Of course, not everything inserted in the House will make it through the Senate, and vice versa. And lawmakers may not even pass 12 separate bills, opting instead for omnibus legislation.
But a hint of the efforts that might lie ahead was spelled out in a separate document from Roskam's office, which proclaimed, "There were a host of policy wins achieved through the FY14 appropriations process that serve as a foundation and example for what we can begin to work on for FY15."
Among the provisions listed as victories are a series of antiabortion measures inserted into at least four different appropriations bills; a provision exempting livestock producers from the Environmental Protection Agency's greenhouse-gas regulations; a prohibition on any funding being used to transfer Guantanamo Bay detainees to the United States and for construction or acquisition of a prison in the U.S. to house such detainees; and a reduction in EPA staffing to the lowest levels since 1989. It also cited the provisions concerning the U.N. and the incandescent bulb.
"The member request database is now open," the memo says, inviting proposals for policy riders from GOP lawmakers.
In fact, Congress has been tacking policy riders onto appropriations bills since the 1870s—and they've been controversial almost from the beginning, often used as a backdoor way to tie the hands of a president and his administration. Assistance to rebels in Nicaragua, military activities in Southeast Asia, air bags for autos, and religious activities in schools are among the areas affected by such bills over the years.
Steve Ellis, vice president of Taxpayers for Common Sense, said riders can sometimes be targeted at admirable goals and even save taxpayers money. But he said they are designed to be slipped into must-pass legislation, without giving watchdogs or the public much chance at evaluation. "Because they're often controversial and would just get stripped out—they are intended to go under the radar, be invisible," Ellis said.
By contrast, one of the bigger fights already shaping up over policy riders is taking shape very publicly. Democratic Reps. Mike Thompson and Elizabeth Esty, vice chairs of the House Gun Violence Prevention Task Force, sent a letter last month urging House Speaker John Boehner and Minority Leader Nancy Pelosi to reject riders that block efforts to prevent gun violence. The letter was signed by 106 lawmakers.
Gun-related riders, they complained, "prevent the Centers for Disease Control and the National Institutes of Health from conducting research on the causes of gun violence. They restrict law enforcement's ability to track and combat the spread of illegal guns. And they harm efforts to reduce and prevent gun violence."
They added: "The American people deserve an open debate on these backdoor legislative tactics that do nothing but make our communities less safe."
Of course, how policy riders will fare in the 2015 process is still unclear, as is whether Congress can actually complete 12 spending bills. The two 2015 appropriations bills now written and set for a vote next week both include several riders, though nothing controversial has surfaced yet.

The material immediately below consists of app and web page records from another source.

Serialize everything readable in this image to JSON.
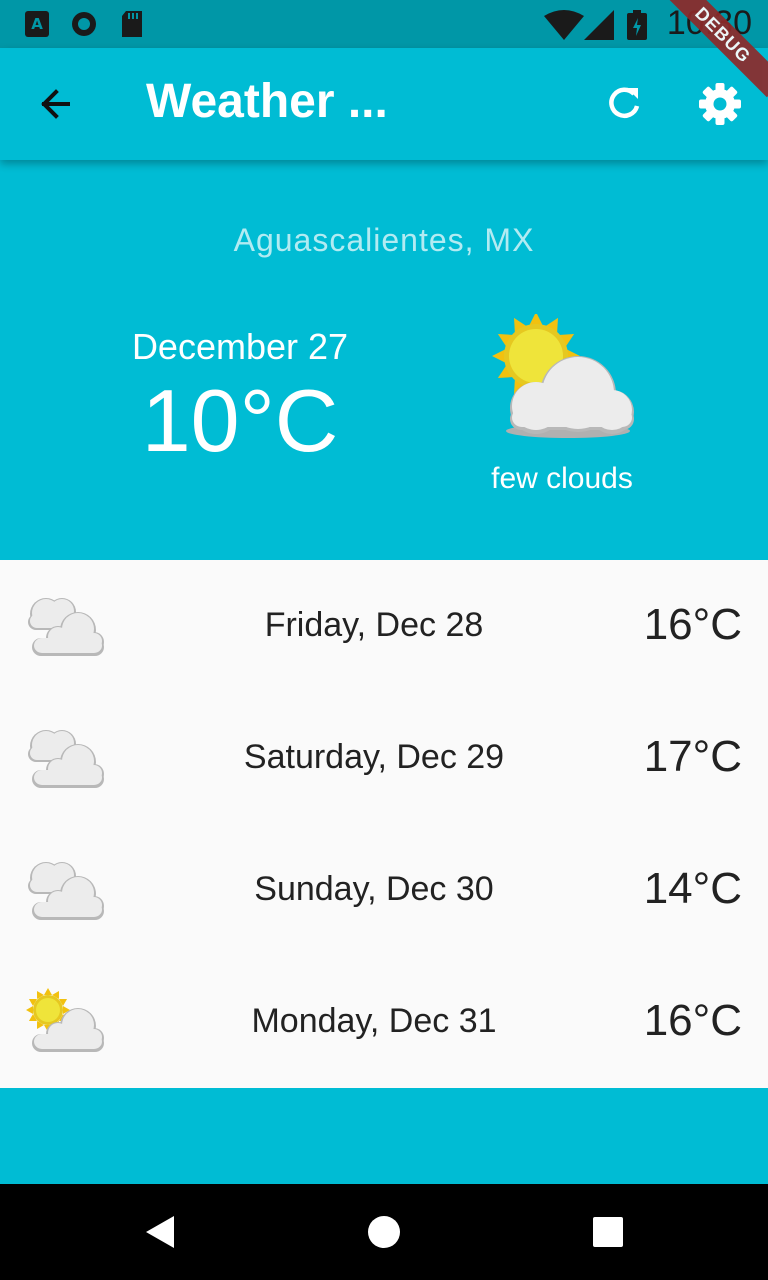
{
  "status_bar": {
    "time": "10:30"
  },
  "app_bar": {
    "title": "Weather ..."
  },
  "debug_banner": "DEBUG",
  "current": {
    "location": "Aguascalientes,  MX",
    "date": "December 27",
    "temperature": "10°C",
    "description": "few clouds",
    "icon": "few-clouds-icon"
  },
  "forecast": [
    {
      "day": "Friday, Dec 28",
      "temp": "16°C",
      "icon": "clouds-icon"
    },
    {
      "day": "Saturday, Dec 29",
      "temp": "17°C",
      "icon": "clouds-icon"
    },
    {
      "day": "Sunday, Dec 30",
      "temp": "14°C",
      "icon": "clouds-icon"
    },
    {
      "day": "Monday, Dec 31",
      "temp": "16°C",
      "icon": "few-clouds-icon"
    }
  ],
  "colors": {
    "primary": "#00bcd4",
    "status_bar": "#0097a7",
    "list_bg": "#fafafa"
  }
}
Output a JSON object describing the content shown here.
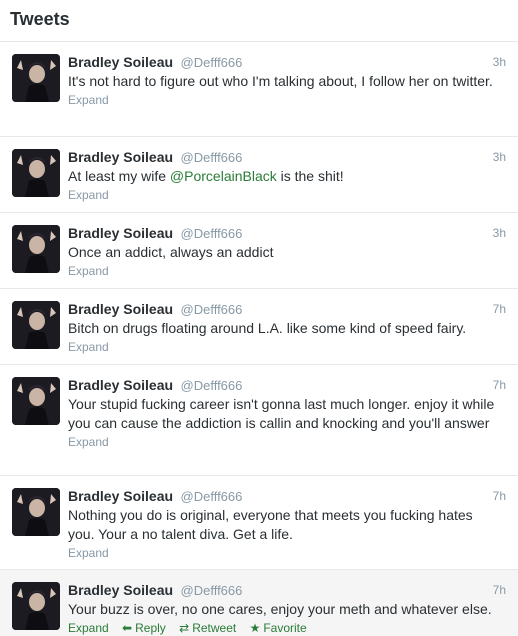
{
  "header": {
    "title": "Tweets"
  },
  "tweets": [
    {
      "name": "Bradley Soileau",
      "handle": "@Defff666",
      "time": "3h",
      "text": "It's not hard to figure out who I'm talking about, I follow her on twitter.",
      "expand": "Expand"
    },
    {
      "name": "Bradley Soileau",
      "handle": "@Defff666",
      "time": "3h",
      "text_before": "At least my wife ",
      "mention": "@PorcelainBlack",
      "text_after": " is the shit!",
      "expand": "Expand"
    },
    {
      "name": "Bradley Soileau",
      "handle": "@Defff666",
      "time": "3h",
      "text": "Once an addict, always an addict",
      "expand": "Expand"
    },
    {
      "name": "Bradley Soileau",
      "handle": "@Defff666",
      "time": "7h",
      "text": "Bitch on drugs floating around L.A. like some kind of speed fairy.",
      "expand": "Expand"
    },
    {
      "name": "Bradley Soileau",
      "handle": "@Defff666",
      "time": "7h",
      "text": "Your stupid fucking career isn't gonna last much longer. enjoy it while you can cause the addiction is callin and knocking and you'll answer",
      "expand": "Expand"
    },
    {
      "name": "Bradley Soileau",
      "handle": "@Defff666",
      "time": "7h",
      "text": "Nothing you do is original, everyone that meets you fucking hates you. Your a no talent diva. Get a life.",
      "expand": "Expand"
    },
    {
      "name": "Bradley Soileau",
      "handle": "@Defff666",
      "time": "7h",
      "text": "Your buzz is over, no one cares, enjoy your meth and whatever else.",
      "expand": "Expand",
      "reply": "Reply",
      "retweet": "Retweet",
      "favorite": "Favorite"
    }
  ],
  "colors": {
    "link": "#2a7c37",
    "muted": "#8899a6",
    "text": "#292f33",
    "hover_bg": "#f5f5f5"
  },
  "icons": {
    "reply": "reply-arrow-icon",
    "retweet": "retweet-icon",
    "favorite": "star-icon"
  }
}
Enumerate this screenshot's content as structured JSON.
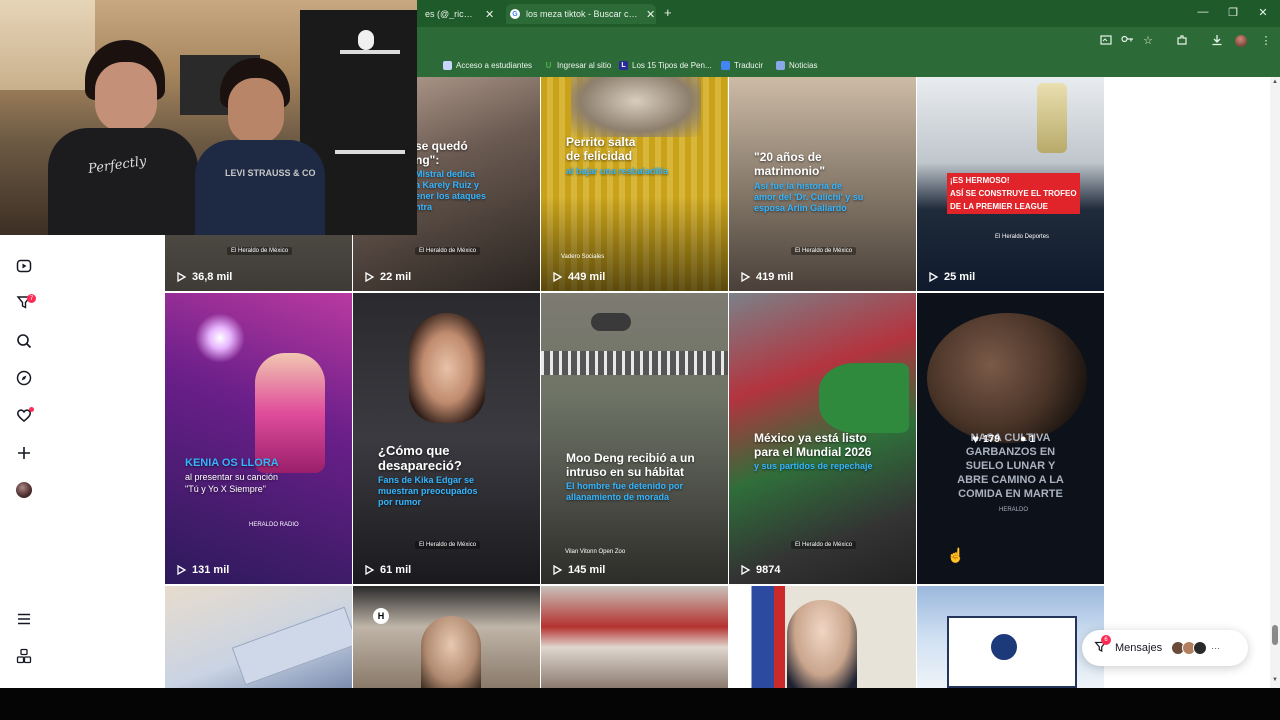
{
  "browser": {
    "tabs": [
      {
        "label": "es (@_ricardoang",
        "close": "✕"
      },
      {
        "label": "los meza tiktok - Buscar con Go",
        "close": "✕"
      }
    ],
    "new_tab": "+",
    "window_controls": [
      "—",
      "❐",
      "✕"
    ],
    "bookmarks": [
      {
        "label": "Acceso a estudiantes",
        "icon": "doc-icon",
        "color": "#c9d4ff"
      },
      {
        "label": "Ingresar al sitio",
        "icon": "u-icon",
        "color": "#4caf50"
      },
      {
        "label": "Los 15 Tipos de Pen...",
        "icon": "l-icon",
        "color": "#2a2a9a"
      },
      {
        "label": "Traducir",
        "icon": "translate-icon",
        "color": "#4285f4"
      },
      {
        "label": "Noticias",
        "icon": "news-icon",
        "color": "#4285f4"
      }
    ]
  },
  "sidebar": {
    "badge_count": "7"
  },
  "grid": {
    "tiles": [
      {
        "views": "36,8 mil",
        "logo": "El Heraldo de México"
      },
      {
        "headline": "se quedó\nng\":",
        "sub": "Mistral dedica\na Karely Ruiz y\nener los ataques\nntra",
        "views": "22 mil",
        "logo": "El Heraldo de México"
      },
      {
        "headline": "Perrito salta\nde felicidad",
        "sub": "al bajar una resbaladilla",
        "views": "449 mil",
        "logo": "Vadero Sociales"
      },
      {
        "headline": "\"20 años de\nmatrimonio\"",
        "sub": "Así fue la historia de\namor del 'Dr. Culichi' y su\nesposa Arlin Gallardo",
        "views": "419 mil",
        "logo": "El Heraldo de México"
      },
      {
        "headline": "¡ES HERMOSO!\nASÍ SE CONSTRUYE EL TROFEO\nDE LA PREMIER LEAGUE",
        "views": "25 mil",
        "logo": "El Heraldo Deportes"
      },
      {
        "headline": "KENIA OS LLORA",
        "sub": "al presentar su canción\n\"Tú y Yo X Siempre\"",
        "views": "131 mil",
        "logo": "HERALDO RADIO"
      },
      {
        "headline": "¿Cómo que\ndesapareció?",
        "sub": "Fans de Kika Edgar se\nmuestran preocupados\npor rumor",
        "views": "61 mil",
        "logo": "El Heraldo de México"
      },
      {
        "headline": "Moo Deng recibió a un\nintruso en su hábitat",
        "sub": "El hombre fue detenido por\nallanamiento de morada",
        "views": "145 mil",
        "logo": "Vilan Vitonn Open Zoo"
      },
      {
        "headline": "México ya está listo\npara el Mundial 2026",
        "sub": "y sus partidos de repechaje",
        "views": "9874",
        "logo": "El Heraldo de México"
      },
      {
        "headline": "NASA CULTIVA\nGARBANZOS EN\nSUELO LUNAR Y\nABRE CAMINO A LA\nCOMIDA EN MARTE",
        "likes": "179",
        "comments": "1",
        "logo": "HERALDO"
      }
    ]
  },
  "messages": {
    "label": "Mensajes",
    "badge": "6"
  }
}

For instance, The MilCon-VA bill includes a direction limiting "the use of funds for publicity of propaganda designed to support or defeat legislation pending before Congress." And the Legislative Branch bill includes a prohibition on funds used by the Congressional Research Service "to publish or prepare material to be issued by the Library of Congress unless approved by the appropriate committees."
The price tag of the Legislative Branch bill, which would continue the salary freeze for Congress in place since 2010, is described by the Appropriations Committee as $3.3 billion (excluding Senate-only items). This is the same as the fiscal 2014 level, and it is $122.5 million below the president's request.
The MilCon-VA bill provides $71.5 billion in discretionary funding, which is $1.8 billion below the 2014 level. While it provides less funding for military construction, it increases funding to veterans programs by $1.5 billion.